Have you ever tried to push your way into an already crowded, narrow elevator in an old apartment building? In announcing his candidacy for the presidency on Thursday, former Rep. Will Hurd of Texas sought to do just that.
Hurd has joined a growing collection of Republican presidential candidates who are positioning themselves as skeptical of — or even in opposition to — former President Donald Trump, the current front-runner whose ideas and stylings have reshaped the Republican Party. Broadly defined, this group includes clear Trump adversaries such as former New Jersey Gov. Chris Christie and former Arkansas Gov. Asa Hutchinson, and not-as-vociferous critics like former Vice President Mike Pence and Miami Mayor Francis Suarez.
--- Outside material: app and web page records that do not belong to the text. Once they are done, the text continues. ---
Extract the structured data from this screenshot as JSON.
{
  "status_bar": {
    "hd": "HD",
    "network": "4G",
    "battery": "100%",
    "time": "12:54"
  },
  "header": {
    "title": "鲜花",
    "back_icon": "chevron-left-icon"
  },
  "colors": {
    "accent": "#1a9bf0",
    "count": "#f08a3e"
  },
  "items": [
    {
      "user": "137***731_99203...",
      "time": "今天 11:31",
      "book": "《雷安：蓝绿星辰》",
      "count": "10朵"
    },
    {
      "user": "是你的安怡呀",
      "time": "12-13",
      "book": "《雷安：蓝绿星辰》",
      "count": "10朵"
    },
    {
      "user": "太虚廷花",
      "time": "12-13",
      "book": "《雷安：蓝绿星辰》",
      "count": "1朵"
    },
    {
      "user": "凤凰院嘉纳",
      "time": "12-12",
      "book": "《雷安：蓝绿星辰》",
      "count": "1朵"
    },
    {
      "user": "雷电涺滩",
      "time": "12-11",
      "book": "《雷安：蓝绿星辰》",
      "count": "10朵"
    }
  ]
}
Hurd, who served three terms in the House, said in his announcement that he wouldn’t be “afraid of Donald Trump,” and he called Trump a “failed politician.” He had previously castigated Trump for hurting the GOP’s brand in recent elections and for putting “lives at risk” by retaining classified documents that are at the center of a 37-count federal indictment of Trump.
However, this cohort’s stance toward Trump is out of step with the views of the vast majority of Republican primary voters, who mostly support either Trump or Florida Gov. Ron DeSantis, another candidate offering a Trump-adjacent, culture-war-driven outlook for the GOP. Despite this, nearly half the GOP candidate field can now be categorized as Trump skeptical or anti-Trump while seeking to represent a party that is more pro-Trump than not. As a result, this group of candidates stands to fight over an already thin slice of the primary pie that constitutes a clear minority of primary voters.
Just how small that slice is depends on how you measure it. One shorthand way to read the Republican race is to sum up the vote share that Trump and DeSantis receive in national polls, which adds up to nearly 75 percent in FiveThirtyEight’s national average.1 That is, the best-known “Trumpy” candidates (including the man himself) are pulling in around three-fourths of the vote, while the other candidates are garnering support from the remaining quarter.
Now, this is not a perfect measure of how pro-Trump the party is. After all, not every DeSantis supporter may identify as pro-Trump — in some surveys, DeSantis has attracted a sizable share of comparatively moderate or less conservative primary voters — and the twists and turns of the campaign could certainly shift support. Not to mention, different polls have found varying levels of favorability toward and identification with Trump’s “MAGA” vision among Republicans. Nevertheless, about three-fourths of likely GOP primary voters told YouGov/CBS News earlier this month that if Trump didn’t become the party’s nominee, they wanted a nominee “similar to Trump.”
On top of this, around half of the voters in national polls who aren’t backing Trump or DeSantis currently back contenders who openly support Trump or who’ve been relatively muted in their critiques of the former president. (We should note, though, that not all candidates are in our polling average, due to limited polling — Hurd included.) Most obviously, tech entrepreneur Vivek Ramaswamy — polling at about 3 percent — promised to pardon Trump should he become president after federal authorities indicted Trump on charges related to his handling of classified documents. Meanwhile, former Ambassador to the U.N. Nikki Haley and South Carolina Sen. Tim Scott combine for about 7 percent in our average, and they’re positioned as solidly conservative contenders who have offered — at most — limited criticism of Trump.
The remaining voters express support for candidates who are more openly opposed to Trump, but they collectively garner about 10 percent in national surveys. Pence is polling at around 6 percent, while Christie and Hutchinson combine for about 3 percent. It’s true that Christie is polling much better in New Hampshire — he’s been in the high single digits in two recent surveys there — but recall that he won 7 percent in the Granite State in the 2016 GOP primary, far and away his best performance that cycle.
Hurd now joins this group of candidates, but given his anti-Trump stance, it’s difficult to imagine him gaining support from more pro-Trump forces. Instead, the voters most receptive to his message constitute a small share of the electorate, making it likely that Hurd will struggle to find a place in the already-cramped anti-Trump elevator. It remains to be seen if he can raise money and build a significant campaign, and there’s no question he starts out as a little-known option: In the last two months, he’s garnered more than 0 percent in exactly one survey that included him as a choice. To put that in perspective, candidates in theory need only two respondents to support them in a survey of 400 voters to achieve 0.5 percent, which rounds to 1 percent — although in an actual poll, a pollster would weight respondents based on factors like educational attainment and race.
Candidates like Hurd, Pence and Christie may hope to win hearts and change minds by making an assertive case for another version of the Republican Party, accompanied by varying degrees of criticism for Trump. And as that YouGov/CBS News poll showed, around a quarter of the primary electorate may prefer a candidate who isn’t like Trump — with that share potentially becoming larger in states that have open or partially open primary systems that permit independents or even Democrats to vote in them. But that portion of the Republican primary electorate will still pale in comparison to the GOP base, which has a strong desire to ride with Trump or someone like him all the way to the top.